New Electrolyte Materials for Lithium Batteries and Fuel Cells - an ab initio and vibrational spectroscopy study
Abstract: In order to reduce our fossil based energy consumption there is an urge for new energy storage and conversion devices such as lithium batteries and fuel cells for more efficient energy use. The heart of these devices is an ion conducting electrolyte which needs to provide high performance at low cost. This thesis focuses on new electrolyte materials; the first part concerns lithium salts with prospects to increase the performance and safety of lithium batteries, and the second part deals with protic ionic liquids (pIL?s), a new electrolyte material for low temperature fuel cells. By combining high accuracy quantum mechanical calculations with vibrational spectroscopy, an increased understanding of the properties of these new materials was obtained. This knowledge is important in the development of improved materials. Two promising types of binary lithium salts were investigated; lithium salts incorporating one (azole type) and two (orthoborate type) ring structures with pending electron drawing groups for charge delocalisation. The calculated lithium binding energies of both these types of salts are 10-15% lower than for the lithium salt used in batteries today. From the calculated and characterised salt structures new improved salts have been proposed for synthesis at collaborating laboratories, completing our feedback cycle. An oligomeric lithium salt with single ion conducting properties was investigated to pinpoint structural features limiting the lithium ion transport in these special systems. pIL?s are non-volatile low temperature melting salts with high proton conductivity, formed by proton transfer from an acid to a base, that can swell polymers even at elevated temperatures. pIL?s thus has the potential to replace both the role of water and the ionomer part in polymer electrolyte membranes and improve the fuel cell efficiency considerably. By calculating molecular level properties an increased understanding of important macroscopic properties for fuel cell performance such as melting temperature, fluidity and conductivity was obtained.

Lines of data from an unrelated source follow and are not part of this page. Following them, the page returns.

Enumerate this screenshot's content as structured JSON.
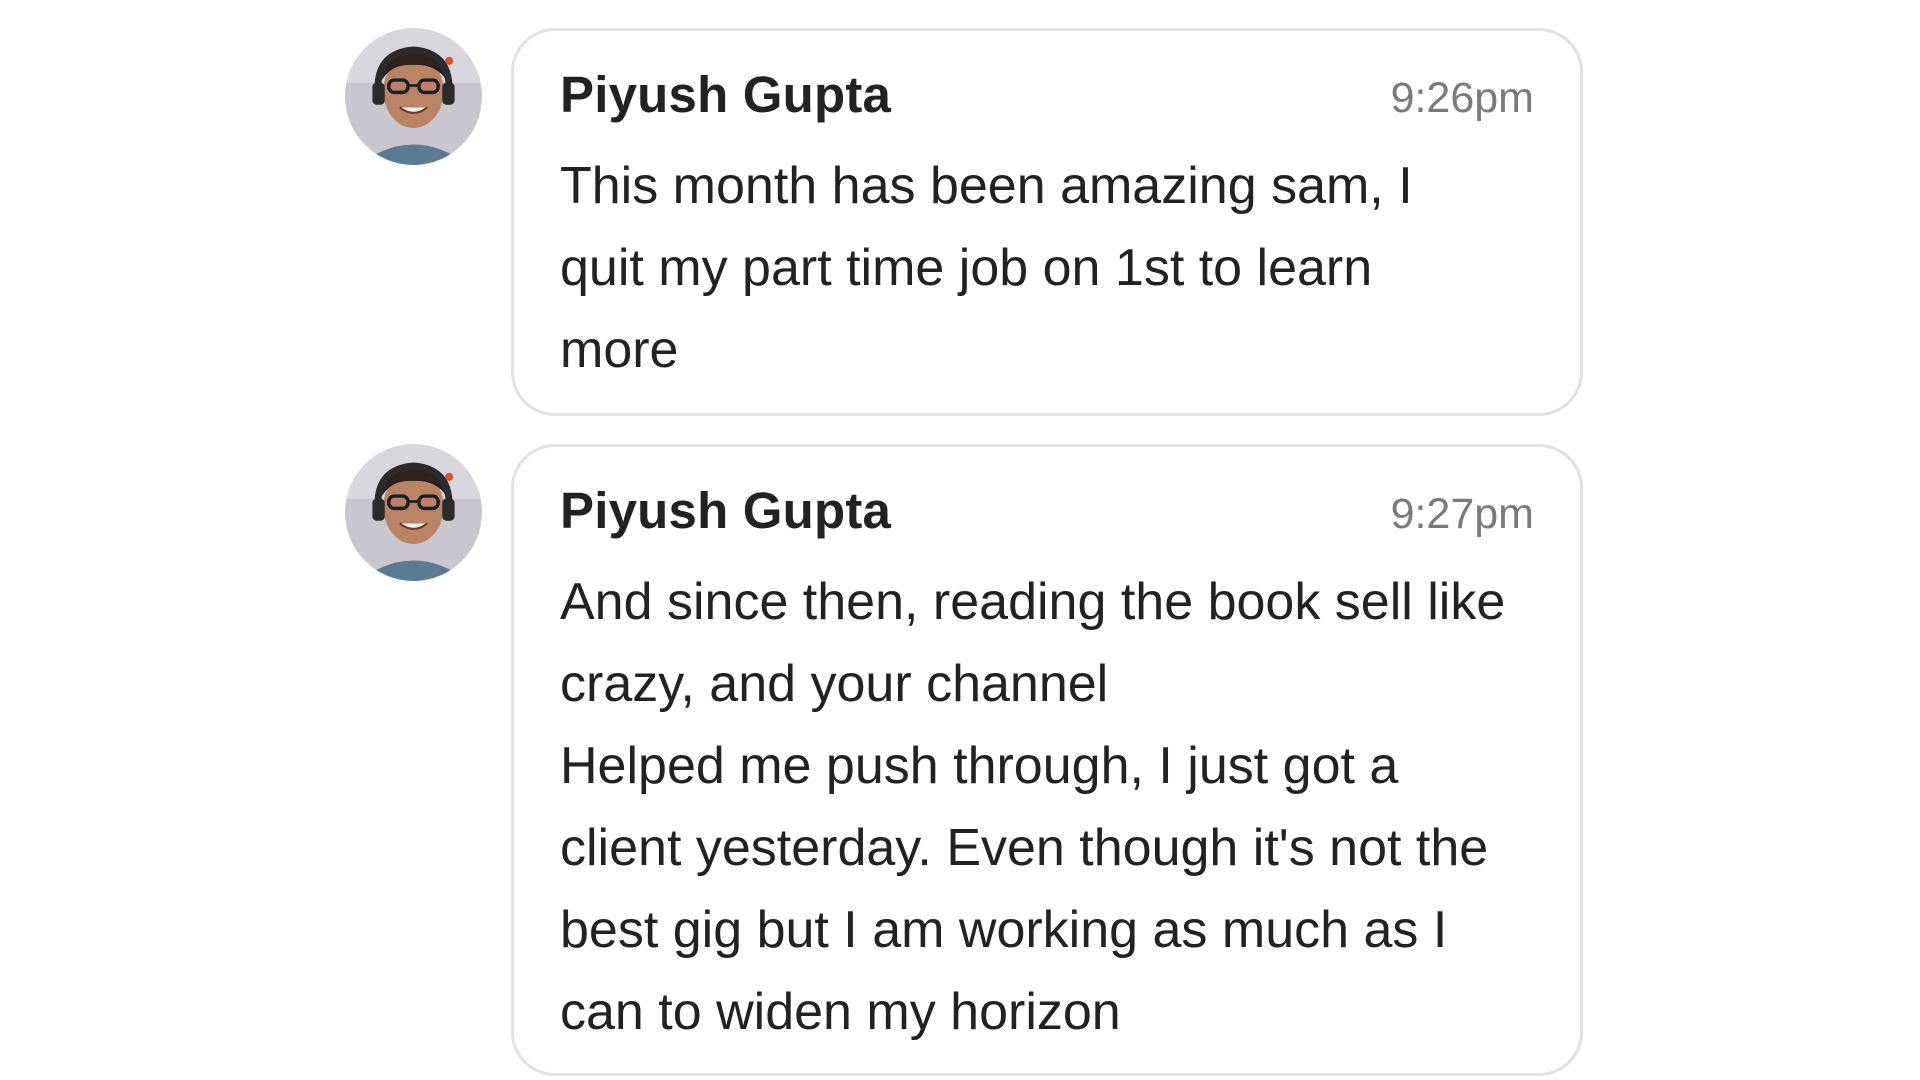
{
  "messages": [
    {
      "sender": "Piyush Gupta",
      "time": "9:26pm",
      "text": "This month has been amazing sam, I\nquit my part time job on 1st to learn\nmore"
    },
    {
      "sender": "Piyush Gupta",
      "time": "9:27pm",
      "text": "And since then, reading the book sell like\ncrazy, and your channel\nHelped me push through, I just got a\nclient yesterday. Even though it's not the\nbest gig but I am working as much as I\ncan to widen my horizon"
    }
  ],
  "colors": {
    "bubble_border": "#e2e2e2",
    "text": "#222222",
    "timestamp": "#7a7a7a"
  }
}
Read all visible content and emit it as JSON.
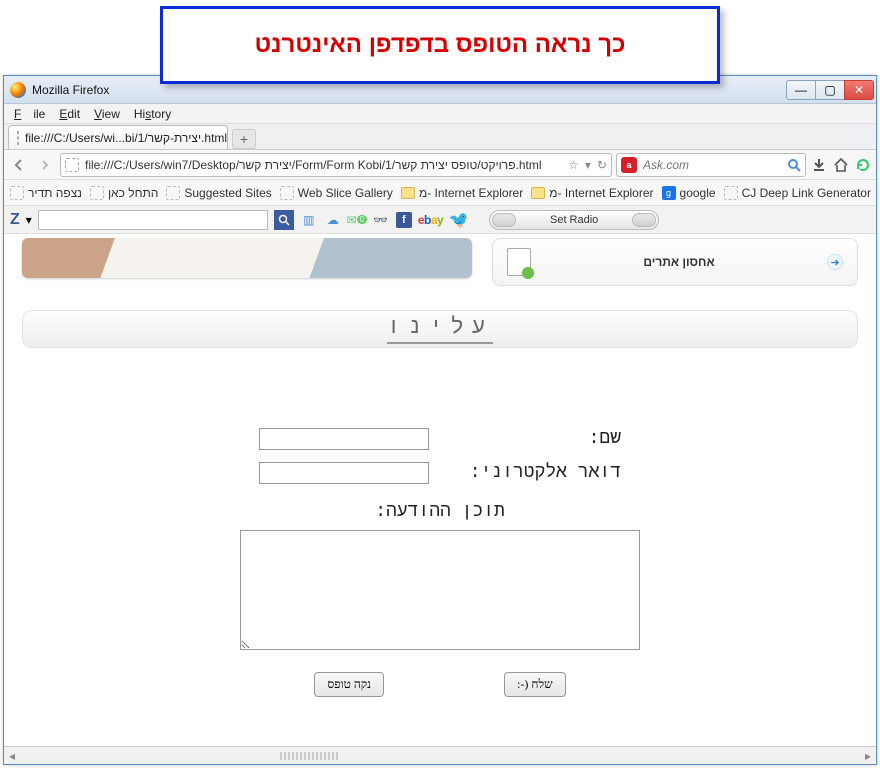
{
  "caption": "כך נראה הטופס בדפדפן האינטרנט",
  "window_title": "Mozilla Firefox",
  "menu": {
    "file": "File",
    "edit": "Edit",
    "view": "View",
    "history": "History"
  },
  "tab": {
    "label": "file:///C:/Users/wi...bi/1/יצירת-קשר.html"
  },
  "address": "file:///C:/Users/win7/Desktop/יצירת קשר/Form/Form Kobi/1/פרויקט/טופס יצירת קשר.html",
  "search": {
    "engine_initial": "a",
    "placeholder": "Ask.com"
  },
  "bookmarks": {
    "b1": "נצפה תדיר",
    "b2": "התחל כאן",
    "b3": "Suggested Sites",
    "b4": "Web Slice Gallery",
    "b5": "מ- Internet Explorer",
    "b6": "מ- Internet Explorer",
    "b7": "google",
    "b8": "CJ Deep Link Generator"
  },
  "toolbar2": {
    "logo": "Z",
    "arrow": "▾",
    "set_radio": "Set Radio"
  },
  "page": {
    "side_label": "אחסון אתרים",
    "about_heading": "עלינו",
    "form": {
      "name_label": "שם:",
      "email_label": "דואר אלקטרוני:",
      "message_label": "תוכן ההודעה:",
      "clear_btn": "נקה טופס",
      "send_btn": "שלח (-:"
    }
  },
  "win": {
    "min": "—",
    "max": "▢",
    "close": "✕"
  }
}
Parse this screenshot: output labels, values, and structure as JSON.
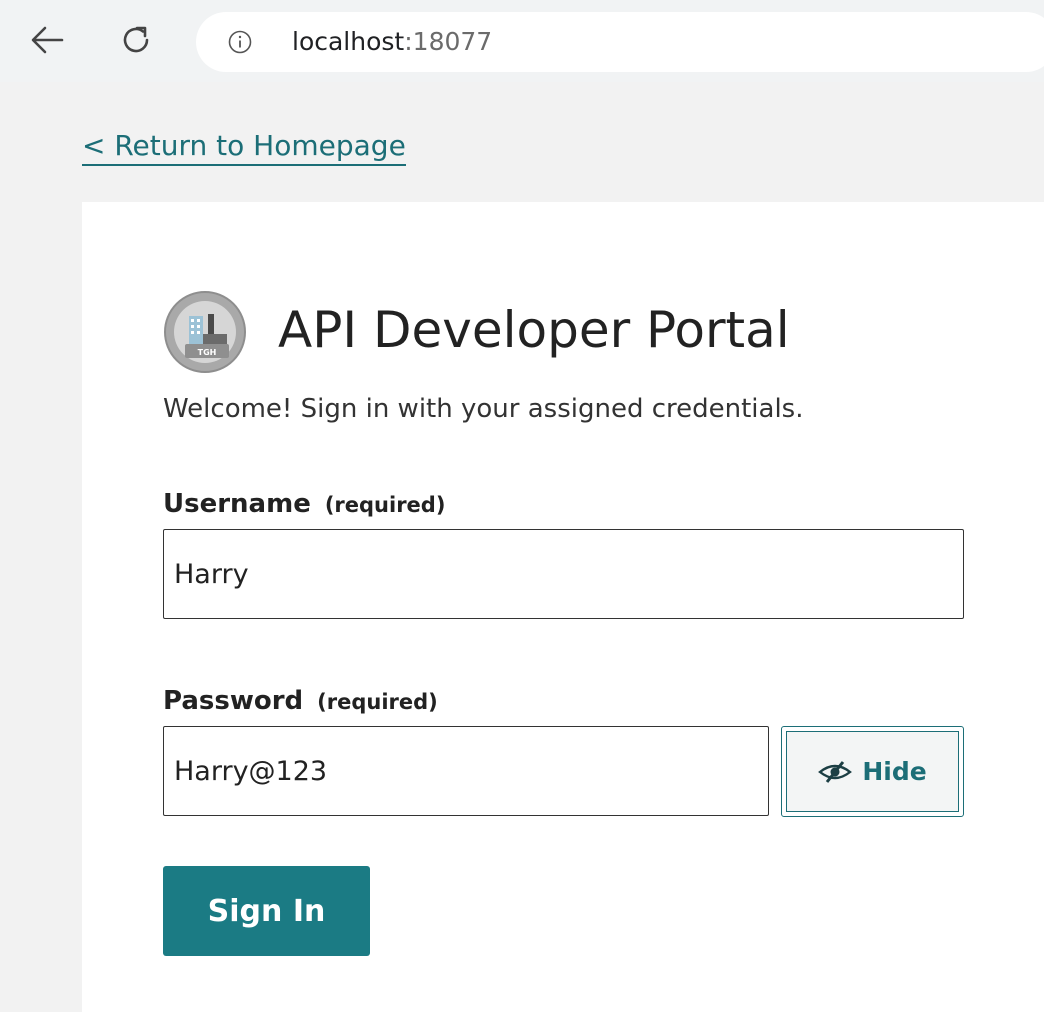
{
  "browser": {
    "url_host": "localhost",
    "url_port": ":18077"
  },
  "page": {
    "return_link": "< Return to Homepage",
    "title": "API Developer Portal",
    "welcome": "Welcome! Sign in with your assigned credentials.",
    "logo_text": "TGH",
    "accent_color": "#1b7b84"
  },
  "form": {
    "username_label": "Username",
    "username_required": "(required)",
    "username_value": "Harry",
    "password_label": "Password",
    "password_required": "(required)",
    "password_value": "Harry@123",
    "hide_label": "Hide",
    "signin_label": "Sign In"
  },
  "icons": {
    "back": "back-arrow-icon",
    "reload": "reload-icon",
    "info": "info-icon",
    "eye_slash": "eye-slash-icon"
  }
}
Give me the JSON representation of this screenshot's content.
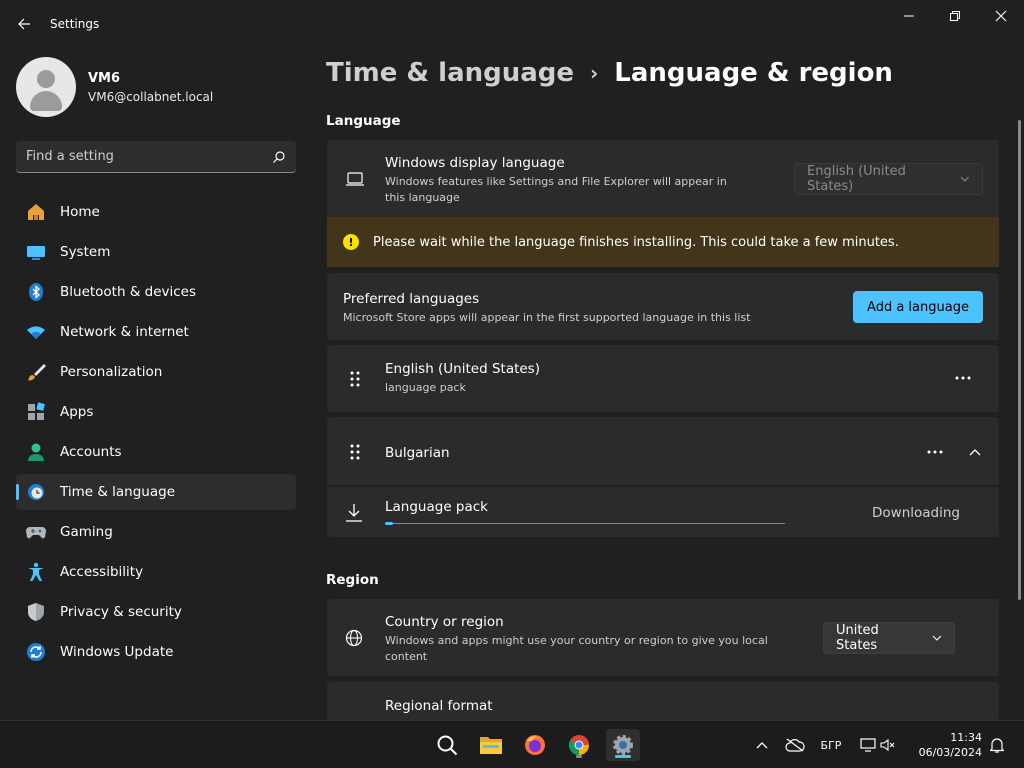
{
  "window": {
    "title": "Settings"
  },
  "profile": {
    "name": "VM6",
    "email": "VM6@collabnet.local"
  },
  "search": {
    "placeholder": "Find a setting"
  },
  "nav": {
    "items": [
      {
        "label": "Home",
        "icon": "home-icon"
      },
      {
        "label": "System",
        "icon": "system-icon"
      },
      {
        "label": "Bluetooth & devices",
        "icon": "bluetooth-icon"
      },
      {
        "label": "Network & internet",
        "icon": "wifi-icon"
      },
      {
        "label": "Personalization",
        "icon": "brush-icon"
      },
      {
        "label": "Apps",
        "icon": "apps-icon"
      },
      {
        "label": "Accounts",
        "icon": "accounts-icon"
      },
      {
        "label": "Time & language",
        "icon": "time-language-icon"
      },
      {
        "label": "Gaming",
        "icon": "gamepad-icon"
      },
      {
        "label": "Accessibility",
        "icon": "accessibility-icon"
      },
      {
        "label": "Privacy & security",
        "icon": "shield-icon"
      },
      {
        "label": "Windows Update",
        "icon": "update-icon"
      }
    ],
    "active_index": 7
  },
  "breadcrumb": {
    "parent": "Time & language",
    "separator": "›",
    "current": "Language & region"
  },
  "language_section": {
    "title": "Language",
    "display_language": {
      "title": "Windows display language",
      "description": "Windows features like Settings and File Explorer will appear in this language",
      "selected": "English (United States)"
    },
    "warning": {
      "text": "Please wait while the language finishes installing. This could take a few minutes."
    },
    "preferred": {
      "title": "Preferred languages",
      "description": "Microsoft Store apps will appear in the first supported language in this list",
      "add_button": "Add a language"
    },
    "languages": [
      {
        "name": "English (United States)",
        "sub": "language pack"
      },
      {
        "name": "Bulgarian",
        "sub": ""
      }
    ],
    "download": {
      "label": "Language pack",
      "status": "Downloading",
      "progress": 0.02
    }
  },
  "region_section": {
    "title": "Region",
    "country": {
      "title": "Country or region",
      "description": "Windows and apps might use your country or region to give you local content",
      "selected": "United States"
    },
    "format": {
      "title": "Regional format"
    }
  },
  "taskbar": {
    "apps": [
      "search-icon",
      "file-explorer-icon",
      "firefox-icon",
      "chrome-icon",
      "settings-icon"
    ],
    "language_indicator": "БГР",
    "time": "11:34",
    "date": "06/03/2024"
  },
  "colors": {
    "accent": "#4cc2ff",
    "warning_bg": "#433519",
    "warning_icon": "#fce100",
    "card_bg": "#2b2b2b",
    "window_bg": "#202020"
  }
}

This dissertation MIGHT be available in PDF-format. Check this page to see if it is available for download.